#### Task statement:
Sort through the material below and copy each line with "title".

#### Supplied records:
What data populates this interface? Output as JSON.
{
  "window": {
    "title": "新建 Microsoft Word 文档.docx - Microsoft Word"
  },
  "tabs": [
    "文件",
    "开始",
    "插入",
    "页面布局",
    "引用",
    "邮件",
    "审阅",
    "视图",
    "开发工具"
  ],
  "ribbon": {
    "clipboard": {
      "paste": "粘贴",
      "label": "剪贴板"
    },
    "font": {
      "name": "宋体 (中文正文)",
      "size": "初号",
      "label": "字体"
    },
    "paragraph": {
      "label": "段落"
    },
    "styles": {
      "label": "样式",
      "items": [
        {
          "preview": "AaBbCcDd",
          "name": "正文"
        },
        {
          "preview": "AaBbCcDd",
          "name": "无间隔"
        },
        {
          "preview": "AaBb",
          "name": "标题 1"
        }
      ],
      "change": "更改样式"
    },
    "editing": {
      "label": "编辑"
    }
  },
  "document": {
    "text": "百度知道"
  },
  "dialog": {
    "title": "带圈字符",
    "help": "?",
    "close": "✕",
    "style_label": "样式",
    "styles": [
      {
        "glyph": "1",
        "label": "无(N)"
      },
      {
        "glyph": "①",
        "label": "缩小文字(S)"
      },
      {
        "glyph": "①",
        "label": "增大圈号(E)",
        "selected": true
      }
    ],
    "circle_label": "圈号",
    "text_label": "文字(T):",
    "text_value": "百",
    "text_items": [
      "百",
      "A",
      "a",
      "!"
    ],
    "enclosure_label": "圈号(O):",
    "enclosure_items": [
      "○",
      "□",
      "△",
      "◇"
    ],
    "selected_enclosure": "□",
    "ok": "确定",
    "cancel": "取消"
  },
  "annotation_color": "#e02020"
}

#### Task answer:
    "title": "新建 Microsoft Word 文档.docx - Microsoft Word"
    "title": "带圈字符",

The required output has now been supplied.